The law contains two limited exemptions to its broad application, applying to federally regulated devices and devices related to health care. First, the title has an exemption for connected devices “the functionality of which is subject to security requirements under federal law, regulations, or guidance promulgated by a federal agency pursuant to its regulatory enforcement authority.” Second, the title also has an even more specific exemption for a “covered entity, provider of health care, business associate, health care service plan, contractor, employer, or any other person subject to the federal Health Insurance Portability and Accountability Act of 1996 (HIPAA) . . . or the Confidentiality of Medical Information Act” that is not “subject to this title with respect to any activity regulated by those acts.” While the federal exemption seems to exempt all devices that have their own security requirements promulgated by a federal agency, the health/medical exemption indicates certain types of entities are exempt from these requirements insofar as their activities are regulated by the enumerated Acts.
Implications and Questions Going Forward
As the first state bill expressly regulating and imposing specific requirements relating to IoT devices, the only certainty when it comes to its enforcement is its uncertainty. Additionally, the law does not create a private right of action for consumers and further exclusively limits the right to enforce it to the “Attorney General, a city attorney, a county counsel, or a district attorney,” so it remains to be seen how the government will seek to enforce the law. Manufacturers may be left to develop their own practices to comply with the law without the benefit of regulatory interpretation or guidance.

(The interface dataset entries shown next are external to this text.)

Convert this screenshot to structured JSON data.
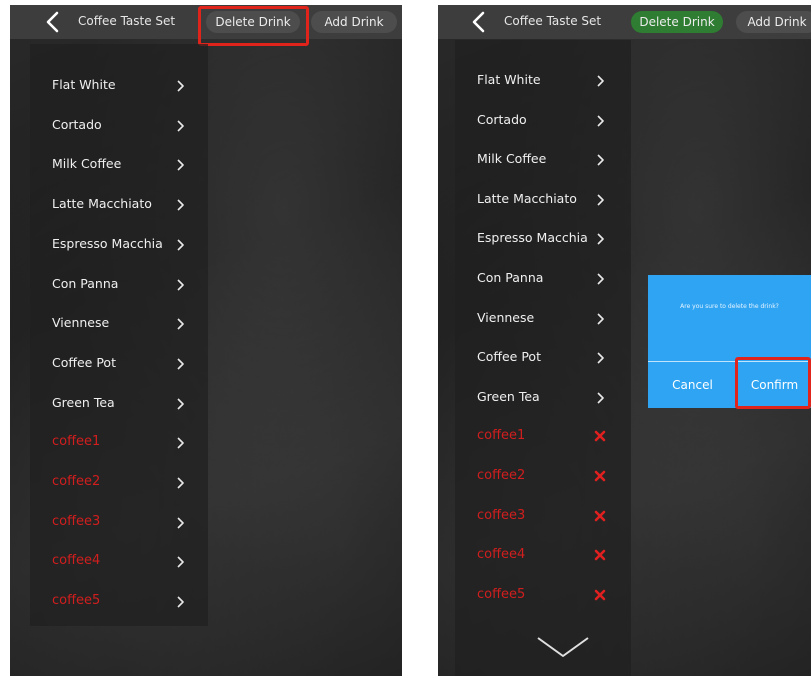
{
  "left": {
    "header": {
      "title": "Coffee Taste Set",
      "delete_label": "Delete Drink",
      "add_label": "Add Drink"
    },
    "items": [
      {
        "label": "Flat White"
      },
      {
        "label": "Cortado"
      },
      {
        "label": "Milk Coffee"
      },
      {
        "label": "Latte Macchiato"
      },
      {
        "label": "Espresso Macchia"
      },
      {
        "label": "Con Panna"
      },
      {
        "label": "Viennese"
      },
      {
        "label": "Coffee Pot"
      },
      {
        "label": "Green Tea"
      },
      {
        "label": "coffee1"
      },
      {
        "label": "coffee2"
      },
      {
        "label": "coffee3"
      },
      {
        "label": "coffee4"
      },
      {
        "label": "coffee5"
      }
    ]
  },
  "right": {
    "header": {
      "title": "Coffee Taste Set",
      "delete_label": "Delete Drink",
      "add_label": "Add Drink"
    },
    "items": [
      {
        "label": "Flat White"
      },
      {
        "label": "Cortado"
      },
      {
        "label": "Milk Coffee"
      },
      {
        "label": "Latte Macchiato"
      },
      {
        "label": "Espresso Macchia"
      },
      {
        "label": "Con Panna"
      },
      {
        "label": "Viennese"
      },
      {
        "label": "Coffee Pot"
      },
      {
        "label": "Green Tea"
      },
      {
        "label": "coffee1"
      },
      {
        "label": "coffee2"
      },
      {
        "label": "coffee3"
      },
      {
        "label": "coffee4"
      },
      {
        "label": "coffee5"
      }
    ],
    "dialog": {
      "message": "Are you sure to delete the drink?",
      "cancel_label": "Cancel",
      "confirm_label": "Confirm"
    }
  },
  "icons": {
    "back": "chevron-left-icon",
    "row": "chevron-right-icon",
    "delete": "close-icon",
    "scroll": "chevron-down-icon"
  },
  "colors": {
    "custom_drink_text": "#d11e1e",
    "delete_active_button": "#2e7d32",
    "dialog_background": "#2ea4f2",
    "highlight_border": "#e0241b"
  }
}
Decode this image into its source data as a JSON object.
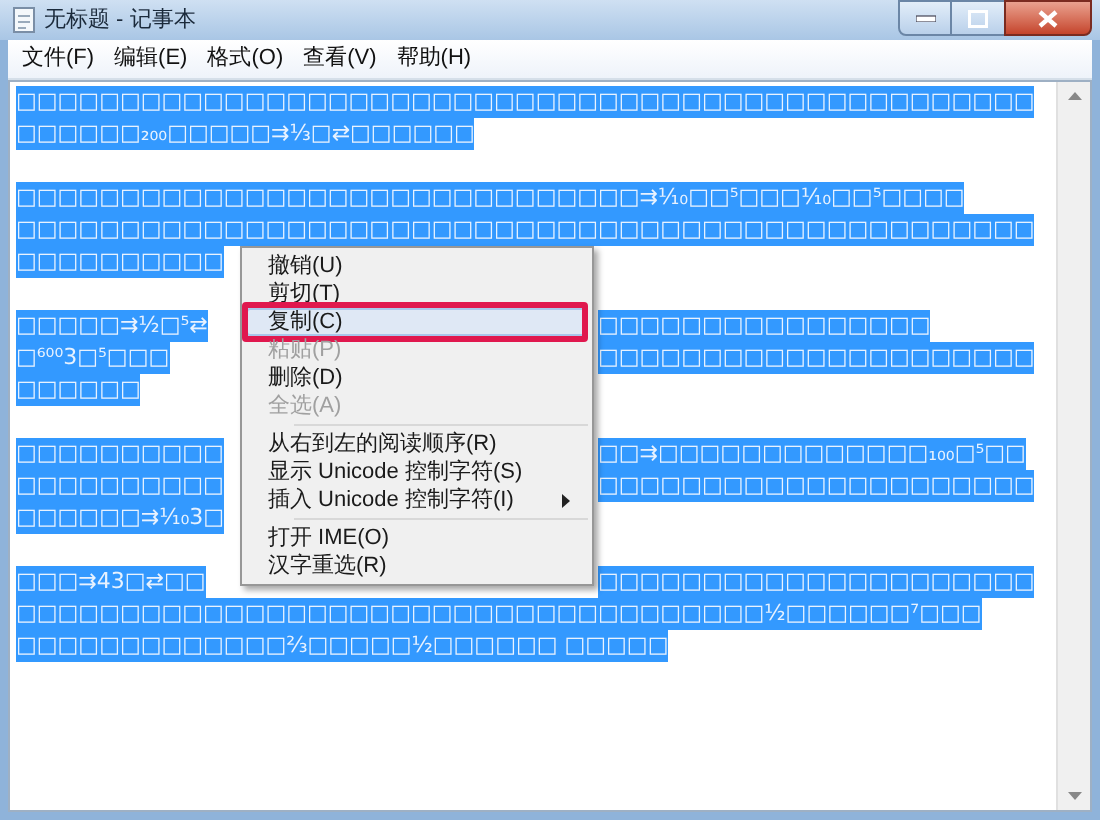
{
  "window": {
    "title": "无标题 - 记事本"
  },
  "menu_bar": [
    {
      "label": "文件(F)"
    },
    {
      "label": "编辑(E)"
    },
    {
      "label": "格式(O)"
    },
    {
      "label": "查看(V)"
    },
    {
      "label": "帮助(H)"
    }
  ],
  "document": {
    "selected": true,
    "paragraphs": [
      [
        [
          "□□□□□□□□□□□□□□□□□□□□□□□□□□□□□□□□□□□□□□□□□□□□□□□□□"
        ],
        [
          "□□□□□□₂₀₀□□□□□⇉⅓□⇄□□□□□□"
        ]
      ],
      [
        [
          "□□□□□□□□□□□□□□□□□□□□□□□□□□□□□□⇉⅒□□⁵□□□⅒□□⁵□□□□"
        ],
        [
          "□□□□□□□□□□□□□□□□□□□□□□□□□□□□□□□□□□□□□□□□□□□□□□□□□"
        ],
        [
          "□□□□□□□□□□"
        ]
      ],
      [
        [
          "□□□□□⇉½□⁵⇄",
          "□□□□□□□□□□□□□□□□"
        ],
        [
          "□⁶⁰⁰3□⁵□□□",
          "□□□□□□□□□□□□□□□□□□□□□"
        ],
        [
          "□□□□□□"
        ]
      ],
      [
        [
          "□□□□□□□□□□",
          "□□⇉□□□□□□□□□□□□□₁₀₀□⁵□□"
        ],
        [
          "□□□□□□□□□□",
          "□□□□□□□□□□□□□□□□□□□□□"
        ],
        [
          "□□□□□□⇉⅒3□"
        ]
      ],
      [
        [
          "□□□⇉43□⇄□□",
          "□□□□□□□□□□□□□□□□□□□□□"
        ],
        [
          "□□□□□□□□□□□□□□□□□□□□□□□□□□□□□□□□□□□□½□□□□□□⁷□□□"
        ],
        [
          "□□□□□□□□□□□□□⅔□□□□□½□□□□□□ □□□□□"
        ]
      ]
    ]
  },
  "context_menu": {
    "items": [
      {
        "kind": "item",
        "label": "撤销(U)",
        "disabled": false,
        "selected": false,
        "marked": false,
        "submenu": false
      },
      {
        "kind": "item",
        "label": "剪切(T)",
        "disabled": false,
        "selected": false,
        "marked": false,
        "submenu": false
      },
      {
        "kind": "item",
        "label": "复制(C)",
        "disabled": false,
        "selected": true,
        "marked": true,
        "submenu": false
      },
      {
        "kind": "item",
        "label": "粘贴(P)",
        "disabled": true,
        "selected": false,
        "marked": false,
        "submenu": false
      },
      {
        "kind": "item",
        "label": "删除(D)",
        "disabled": false,
        "selected": false,
        "marked": false,
        "submenu": false
      },
      {
        "kind": "item",
        "label": "全选(A)",
        "disabled": true,
        "selected": false,
        "marked": false,
        "submenu": false
      },
      {
        "kind": "separator"
      },
      {
        "kind": "item",
        "label": "从右到左的阅读顺序(R)",
        "disabled": false,
        "selected": false,
        "marked": false,
        "submenu": false
      },
      {
        "kind": "item",
        "label": "显示 Unicode 控制字符(S)",
        "disabled": false,
        "selected": false,
        "marked": false,
        "submenu": false
      },
      {
        "kind": "item",
        "label": "插入 Unicode 控制字符(I)",
        "disabled": false,
        "selected": false,
        "marked": false,
        "submenu": true
      },
      {
        "kind": "separator"
      },
      {
        "kind": "item",
        "label": "打开 IME(O)",
        "disabled": false,
        "selected": false,
        "marked": false,
        "submenu": false
      },
      {
        "kind": "item",
        "label": "汉字重选(R)",
        "disabled": false,
        "selected": false,
        "marked": false,
        "submenu": false
      }
    ]
  }
}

Also uncertain is the interplay between this bill and existing California laws already providing similar or related security protections for its citizens. For example, California already requires that businesses employ ‘‘reasonable security procedures and practices” to protect the personal information of California residents that the businesses own, license or maintain from “unauthorized access, destruction, use, modification, or disclosure.” Additionally, the recent California Consumer Privacy Act (see our October 3, 2018 Advisory detailing the CCPA) provides for a private right of action in connection with the unauthorized access and exfiltration, theft, or disclosure of a consumer’s nonencrypted or nonredacted personal information that results from a business’s failure to implement reasonable security procedures and practices to safeguard that data. This new law may intersect with, and in some ways piggy-back off. these other laws, and manufacturers should consider how their compliance efforts may also overlap.
 See 1798.91.05(b); 1798.91.04(a).
 1798.91.04(a). “[U]nauthorized access, destruction, use, modification, or disclosure” is defined as actions that are “not authorized by the consumer.” 1798.91.05(e). “Consumer” is not defined in the title.
 1798.91.04(b)(2). The bill defines authentication as “a method of verifying the authority of a user, process, or device to access resources in an information system.”
This post comes to us from Arnold & Porter Kaye Scholer LLP. It is based on the firm’s memorandum, “California Governor Signs into Law Bill Requiring Internet-Connected Devices to Have Reasonable Security Features,” dated October 4, 2018, and available here